"""
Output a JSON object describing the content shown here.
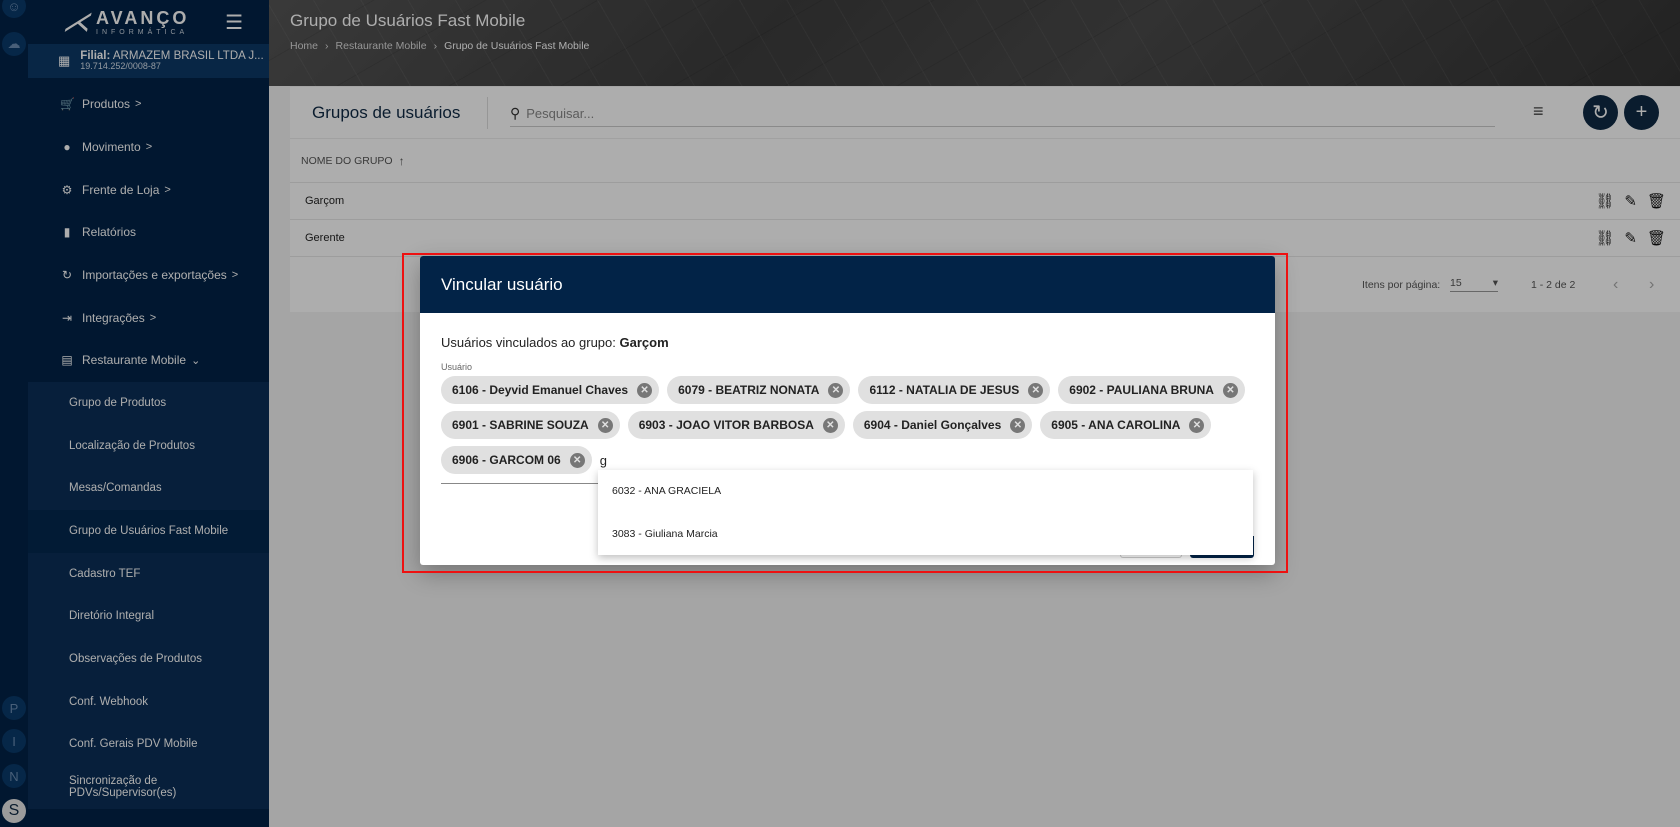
{
  "rail": {
    "letters": [
      "P",
      "I",
      "N",
      "S"
    ]
  },
  "sidebar": {
    "logo_text": "AVANÇO",
    "logo_subtext": "INFORMÁTICA",
    "filial_label": "Filial:",
    "filial_name": "ARMAZEM BRASIL LTDA J...",
    "filial_cnpj": "19.714.252/0008-87",
    "items": [
      {
        "label": "Produtos",
        "chevron": ">"
      },
      {
        "label": "Movimento",
        "chevron": ">"
      },
      {
        "label": "Frente de Loja",
        "chevron": ">"
      },
      {
        "label": "Relatórios",
        "chevron": ""
      },
      {
        "label": "Importações e exportações",
        "chevron": ">"
      },
      {
        "label": "Integrações",
        "chevron": ">"
      },
      {
        "label": "Restaurante Mobile",
        "chevron": "⌄"
      }
    ],
    "subitems": [
      "Grupo de Produtos",
      "Localização de Produtos",
      "Mesas/Comandas",
      "Grupo de Usuários Fast Mobile",
      "Cadastro TEF",
      "Diretório Integral",
      "Observações de Produtos",
      "Conf. Webhook",
      "Conf. Gerais PDV Mobile",
      "Sincronização de PDVs/Supervisor(es)"
    ],
    "active_subitem": "Grupo de Usuários Fast Mobile"
  },
  "header": {
    "title": "Grupo de Usuários Fast Mobile",
    "breadcrumbs": [
      "Home",
      "Restaurante Mobile",
      "Grupo de Usuários Fast Mobile"
    ]
  },
  "main": {
    "card_title": "Grupos de usuários",
    "search_placeholder": "Pesquisar...",
    "column_header": "NOME DO GRUPO",
    "rows": [
      "Garçom",
      "Gerente"
    ],
    "pager": {
      "items_per_page_label": "Itens por página:",
      "items_per_page_value": "15",
      "range": "1 - 2 de 2"
    }
  },
  "dialog": {
    "title": "Vincular usuário",
    "linked_label": "Usuários vinculados ao grupo:",
    "group_name": "Garçom",
    "field_label": "Usuário",
    "chips": [
      "6106 - Deyvid Emanuel Chaves",
      "6079 - BEATRIZ NONATA",
      "6112 - NATALIA DE JESUS",
      "6902 - PAULIANA BRUNA",
      "6901 - SABRINE SOUZA",
      "6903 - JOAO VITOR BARBOSA",
      "6904 - Daniel Gonçalves",
      "6905 - ANA CAROLINA",
      "6906 - GARCOM 06"
    ],
    "input_value": "g",
    "autocomplete_options": [
      "6032 - ANA GRACIELA",
      "3083 - Giuliana Marcia"
    ]
  },
  "colors": {
    "navy": "#022347",
    "highlight": "#e11111"
  }
}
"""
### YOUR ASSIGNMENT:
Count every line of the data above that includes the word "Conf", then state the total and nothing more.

### EXERCISE RESPONSE:
2